** Opening Task material block **

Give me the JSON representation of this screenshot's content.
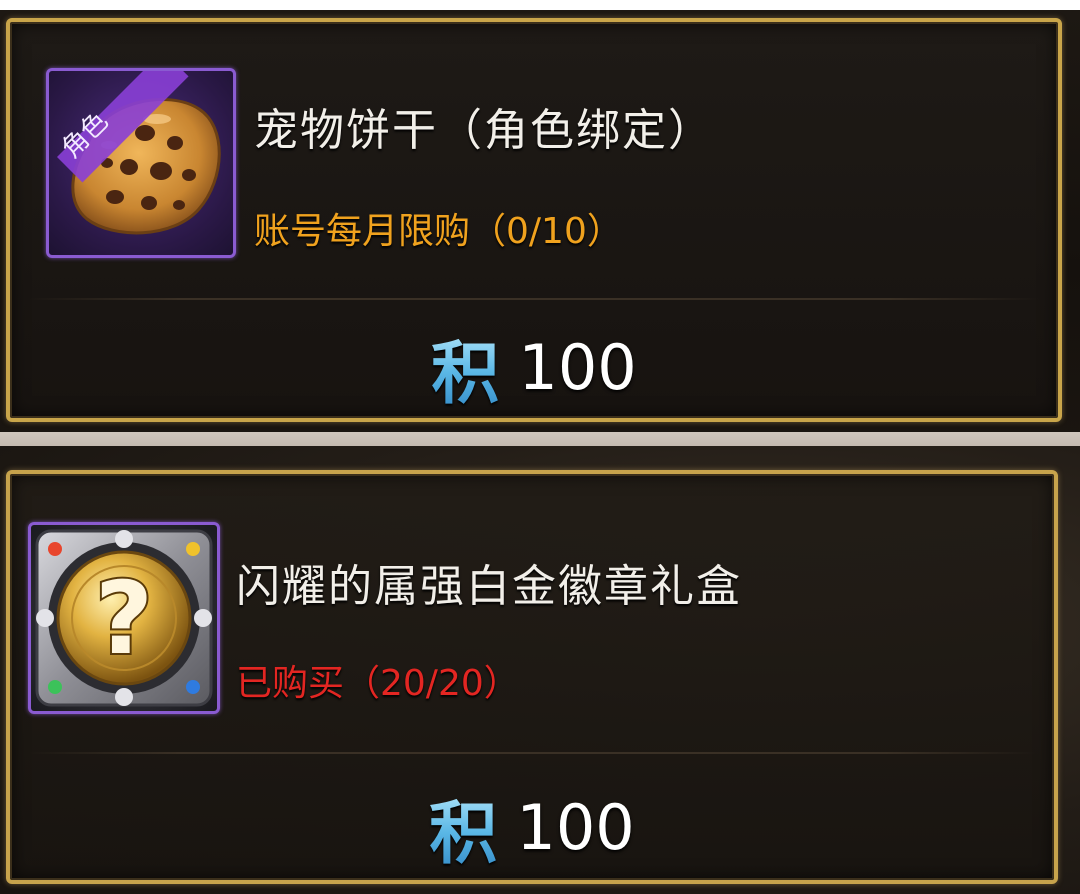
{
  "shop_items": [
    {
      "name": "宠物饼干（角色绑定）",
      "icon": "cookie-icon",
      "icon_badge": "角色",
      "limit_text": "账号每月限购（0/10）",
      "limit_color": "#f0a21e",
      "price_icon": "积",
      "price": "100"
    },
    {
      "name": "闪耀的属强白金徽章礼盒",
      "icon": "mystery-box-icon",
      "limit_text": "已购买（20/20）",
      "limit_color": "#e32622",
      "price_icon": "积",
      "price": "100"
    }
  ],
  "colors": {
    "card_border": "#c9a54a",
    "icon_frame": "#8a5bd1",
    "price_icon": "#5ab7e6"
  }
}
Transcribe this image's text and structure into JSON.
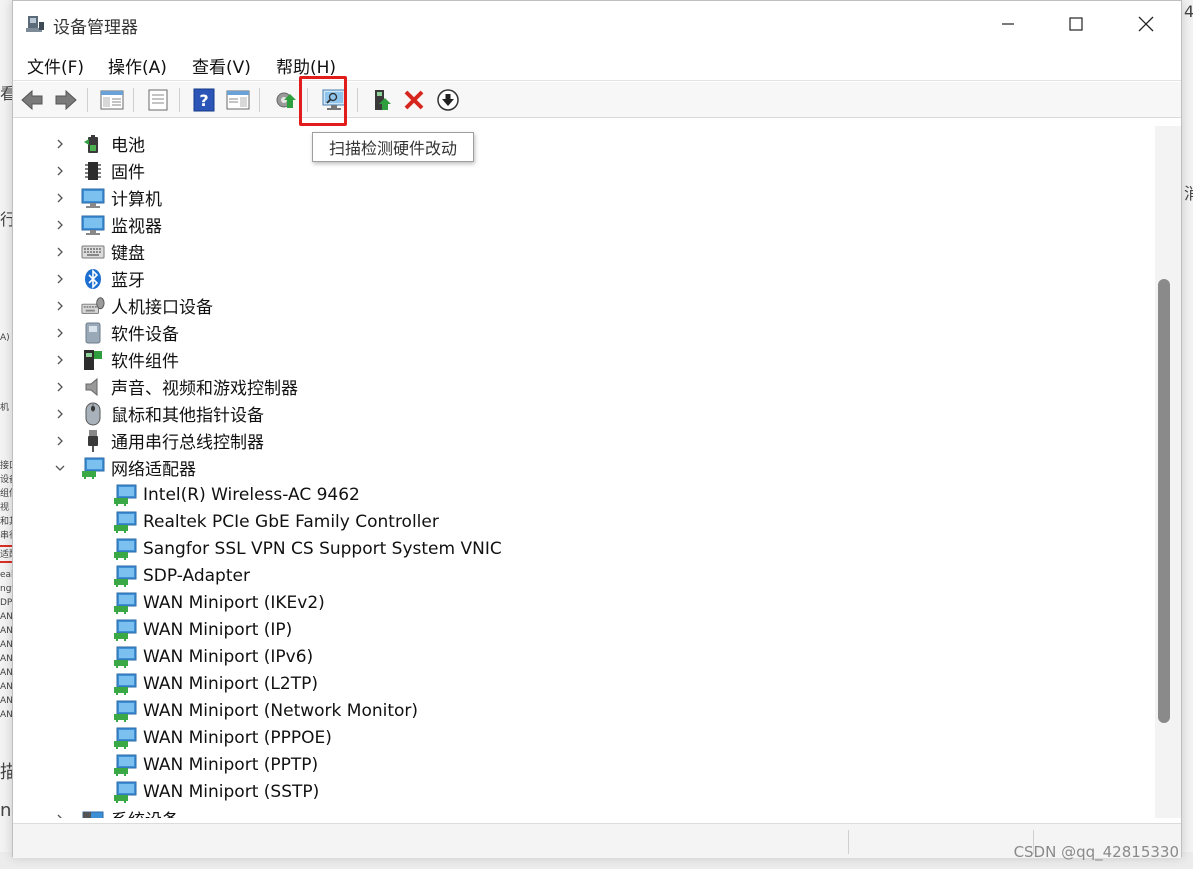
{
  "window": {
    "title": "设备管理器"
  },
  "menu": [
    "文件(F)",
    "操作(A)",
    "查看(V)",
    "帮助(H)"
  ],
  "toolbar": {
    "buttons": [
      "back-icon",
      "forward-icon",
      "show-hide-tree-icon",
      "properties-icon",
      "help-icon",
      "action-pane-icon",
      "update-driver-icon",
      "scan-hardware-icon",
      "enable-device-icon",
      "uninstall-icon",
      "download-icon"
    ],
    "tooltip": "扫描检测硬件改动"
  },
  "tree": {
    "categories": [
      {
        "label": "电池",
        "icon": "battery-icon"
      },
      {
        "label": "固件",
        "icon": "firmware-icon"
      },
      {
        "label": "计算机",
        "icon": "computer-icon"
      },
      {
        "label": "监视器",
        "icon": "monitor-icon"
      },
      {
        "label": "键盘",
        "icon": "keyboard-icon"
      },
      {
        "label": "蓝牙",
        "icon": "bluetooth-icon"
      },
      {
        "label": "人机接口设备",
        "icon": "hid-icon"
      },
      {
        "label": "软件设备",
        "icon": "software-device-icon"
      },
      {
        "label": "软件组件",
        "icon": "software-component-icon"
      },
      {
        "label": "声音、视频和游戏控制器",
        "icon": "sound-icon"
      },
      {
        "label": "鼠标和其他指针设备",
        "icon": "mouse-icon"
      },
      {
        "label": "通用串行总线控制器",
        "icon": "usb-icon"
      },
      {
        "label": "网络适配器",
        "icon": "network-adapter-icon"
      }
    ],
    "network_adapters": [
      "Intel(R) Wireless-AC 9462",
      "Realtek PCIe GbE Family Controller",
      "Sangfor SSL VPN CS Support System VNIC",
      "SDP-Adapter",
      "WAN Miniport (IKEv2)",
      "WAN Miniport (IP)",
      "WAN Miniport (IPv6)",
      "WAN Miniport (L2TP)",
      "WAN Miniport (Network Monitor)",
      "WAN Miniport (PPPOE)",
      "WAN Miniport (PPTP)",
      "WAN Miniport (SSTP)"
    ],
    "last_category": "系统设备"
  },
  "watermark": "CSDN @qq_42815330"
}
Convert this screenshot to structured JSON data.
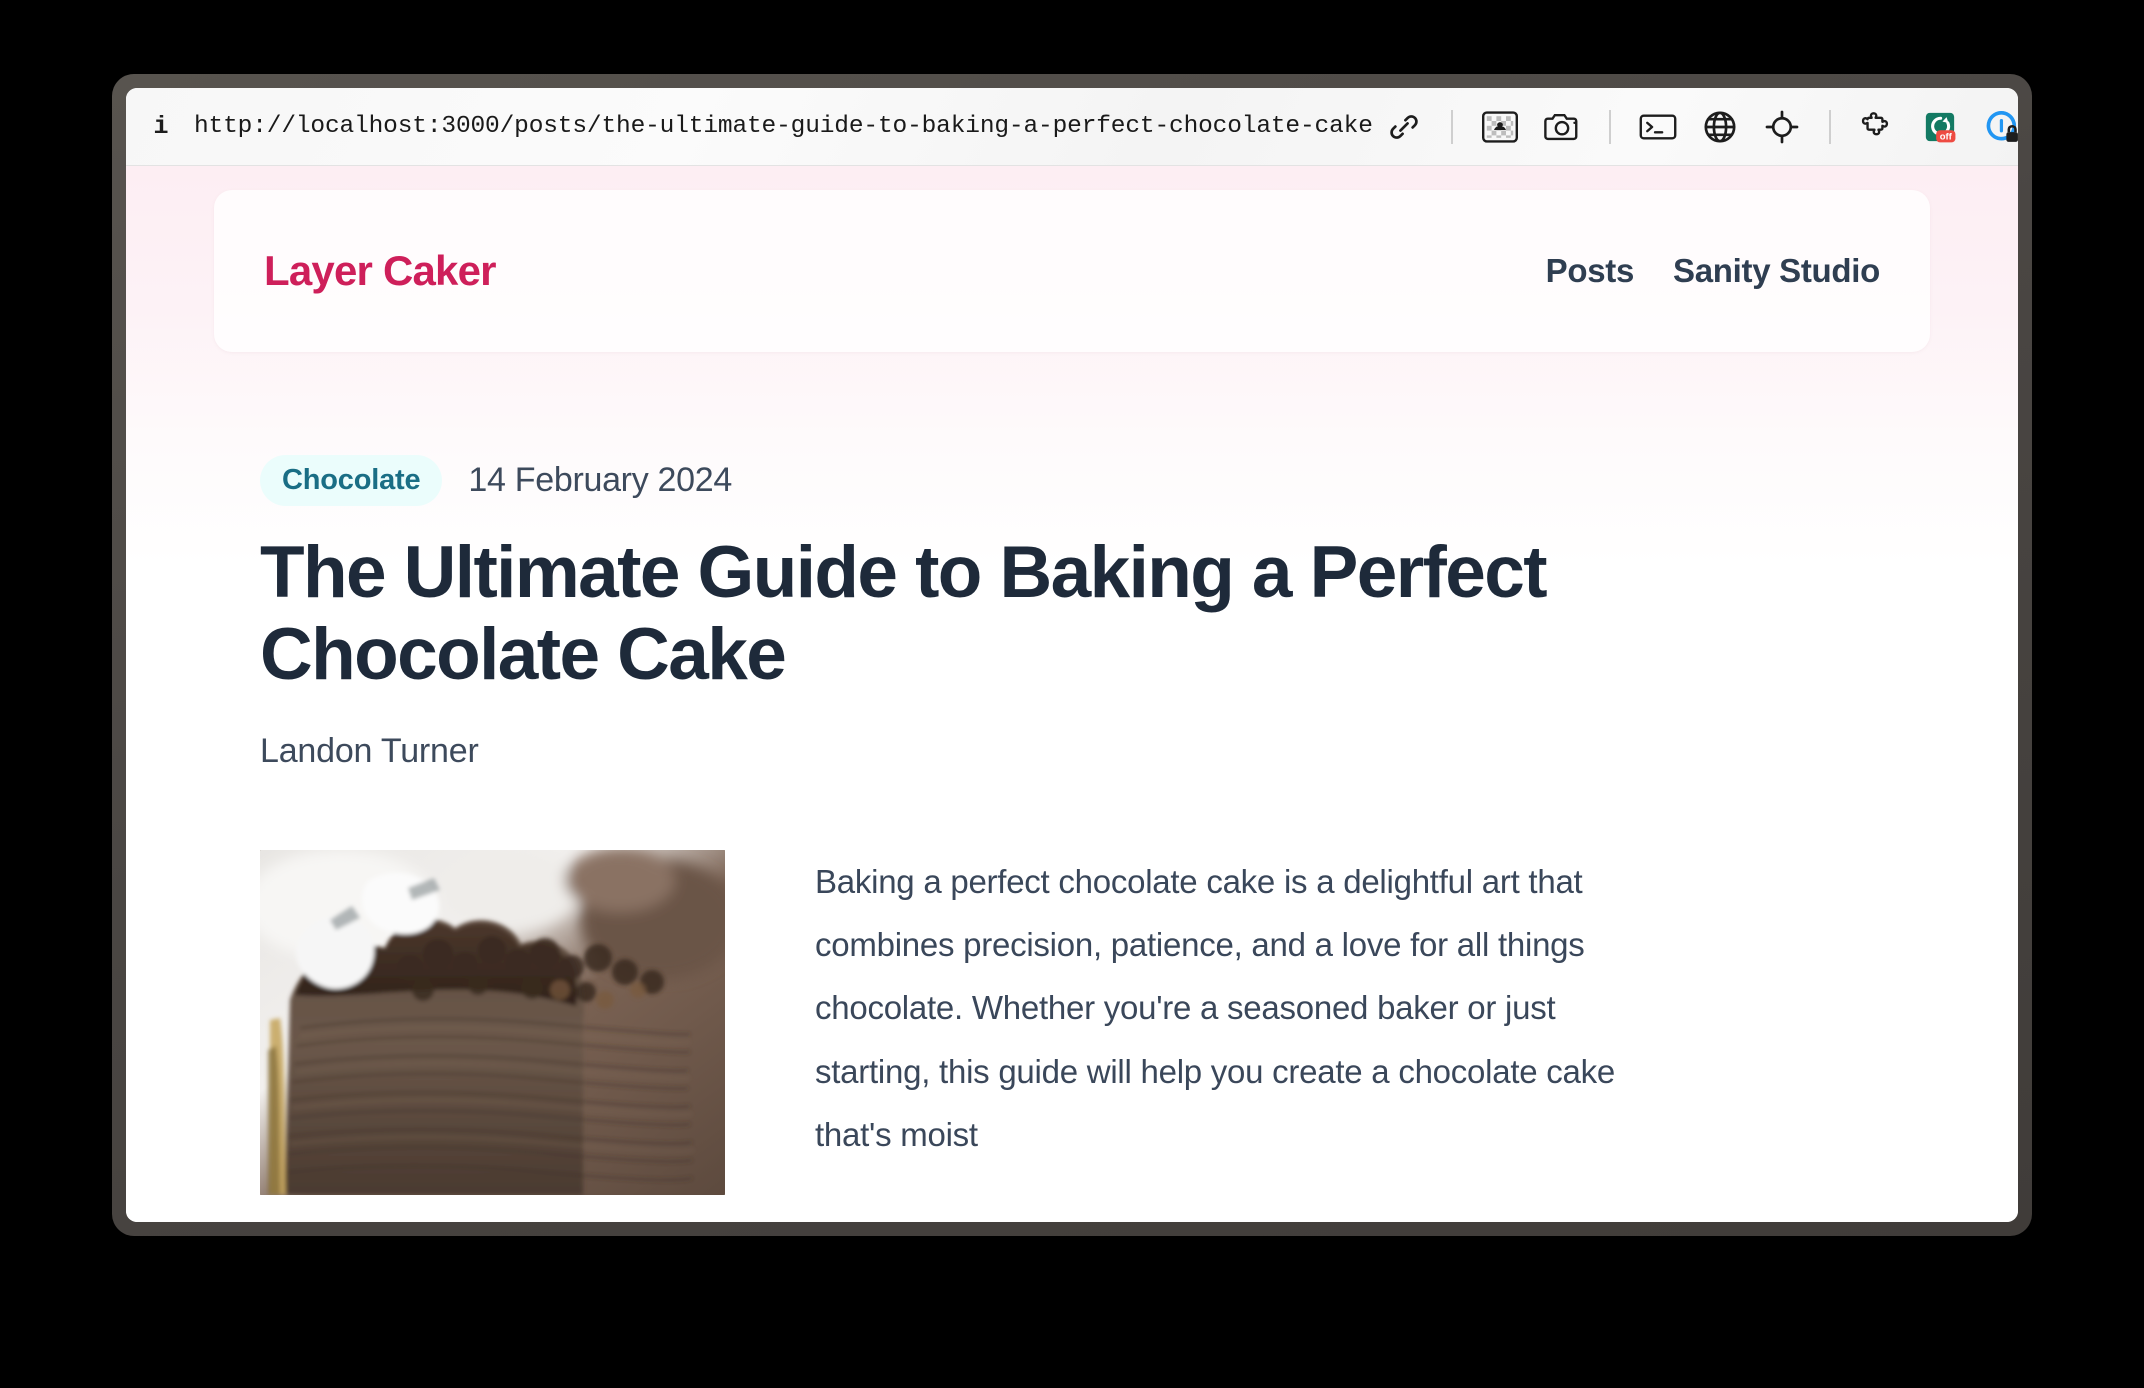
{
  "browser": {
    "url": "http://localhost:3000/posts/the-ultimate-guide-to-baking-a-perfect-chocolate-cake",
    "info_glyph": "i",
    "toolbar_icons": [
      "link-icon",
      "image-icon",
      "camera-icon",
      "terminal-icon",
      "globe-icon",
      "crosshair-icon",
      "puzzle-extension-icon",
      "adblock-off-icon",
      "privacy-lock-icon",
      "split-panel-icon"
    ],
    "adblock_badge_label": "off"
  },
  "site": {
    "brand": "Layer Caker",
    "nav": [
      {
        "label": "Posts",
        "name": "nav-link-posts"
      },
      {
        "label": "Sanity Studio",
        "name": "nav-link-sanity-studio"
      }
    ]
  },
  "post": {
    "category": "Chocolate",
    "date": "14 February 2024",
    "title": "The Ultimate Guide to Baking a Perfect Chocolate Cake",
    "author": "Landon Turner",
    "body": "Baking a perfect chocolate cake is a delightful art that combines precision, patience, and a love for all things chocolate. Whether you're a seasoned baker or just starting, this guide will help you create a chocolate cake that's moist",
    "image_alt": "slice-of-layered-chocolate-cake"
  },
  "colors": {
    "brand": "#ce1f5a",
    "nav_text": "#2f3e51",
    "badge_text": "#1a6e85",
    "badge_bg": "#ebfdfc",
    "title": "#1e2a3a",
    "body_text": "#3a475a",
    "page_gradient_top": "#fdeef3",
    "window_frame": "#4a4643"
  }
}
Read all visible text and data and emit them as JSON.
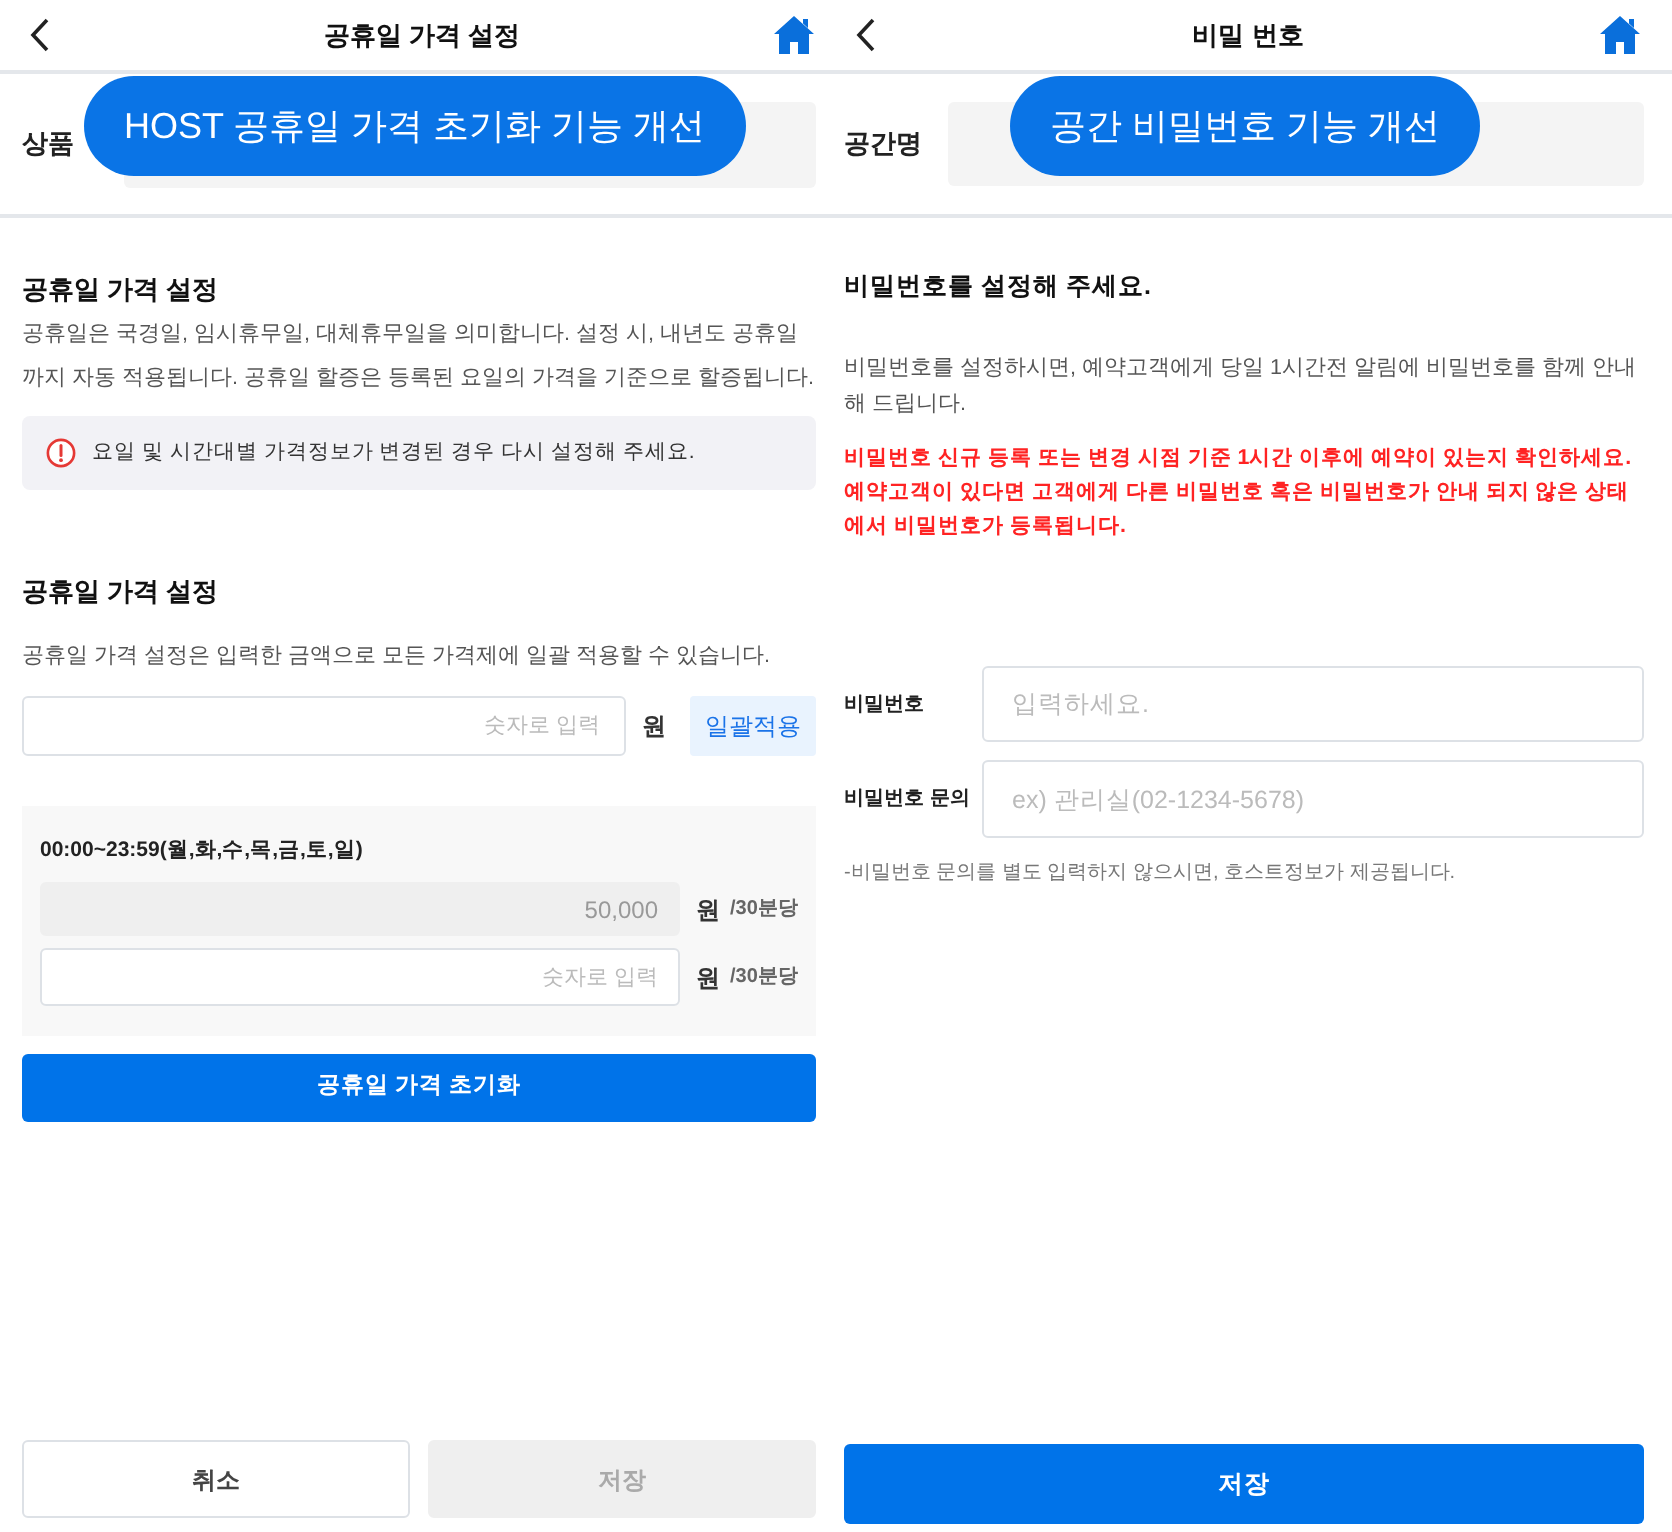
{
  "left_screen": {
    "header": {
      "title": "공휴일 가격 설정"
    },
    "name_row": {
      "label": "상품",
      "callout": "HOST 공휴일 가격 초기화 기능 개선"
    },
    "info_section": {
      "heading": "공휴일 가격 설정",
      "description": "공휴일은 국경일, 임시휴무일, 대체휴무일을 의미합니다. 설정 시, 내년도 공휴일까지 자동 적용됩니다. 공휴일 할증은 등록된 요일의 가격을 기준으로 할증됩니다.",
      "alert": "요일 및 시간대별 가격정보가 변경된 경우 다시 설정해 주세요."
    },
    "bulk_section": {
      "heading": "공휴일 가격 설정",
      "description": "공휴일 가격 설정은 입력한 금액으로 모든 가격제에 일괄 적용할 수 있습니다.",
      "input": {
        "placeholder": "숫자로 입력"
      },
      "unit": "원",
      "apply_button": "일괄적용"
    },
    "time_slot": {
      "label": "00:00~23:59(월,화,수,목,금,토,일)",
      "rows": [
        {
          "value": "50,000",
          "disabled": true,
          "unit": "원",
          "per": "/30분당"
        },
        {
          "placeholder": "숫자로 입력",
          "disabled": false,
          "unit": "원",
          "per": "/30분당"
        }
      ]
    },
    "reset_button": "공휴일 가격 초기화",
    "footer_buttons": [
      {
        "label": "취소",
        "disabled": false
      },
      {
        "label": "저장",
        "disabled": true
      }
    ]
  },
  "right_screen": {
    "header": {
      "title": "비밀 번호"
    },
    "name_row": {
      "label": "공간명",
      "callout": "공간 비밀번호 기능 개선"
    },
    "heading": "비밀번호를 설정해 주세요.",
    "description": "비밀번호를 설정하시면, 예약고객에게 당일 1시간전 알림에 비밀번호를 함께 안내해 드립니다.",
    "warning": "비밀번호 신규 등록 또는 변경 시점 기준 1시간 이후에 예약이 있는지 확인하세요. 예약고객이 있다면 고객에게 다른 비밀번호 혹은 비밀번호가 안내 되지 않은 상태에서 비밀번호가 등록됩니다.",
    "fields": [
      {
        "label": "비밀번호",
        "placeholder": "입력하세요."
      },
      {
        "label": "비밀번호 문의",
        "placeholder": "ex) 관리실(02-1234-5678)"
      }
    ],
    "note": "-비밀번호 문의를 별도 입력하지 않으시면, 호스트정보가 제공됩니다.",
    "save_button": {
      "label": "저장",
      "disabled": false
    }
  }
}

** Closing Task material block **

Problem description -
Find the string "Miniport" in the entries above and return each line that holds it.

Final answer -
      "WAN Miniport (IKEv2)",
      "WAN Miniport (IP)",
      "WAN Miniport (IPv6)",
      "WAN Miniport (L2TP)",
      "WAN Miniport (Network Monitor)",
      "WAN Miniport (PPPOE)",
      "WAN Miniport (PPTP)",
      "WAN Miniport (SSTP)"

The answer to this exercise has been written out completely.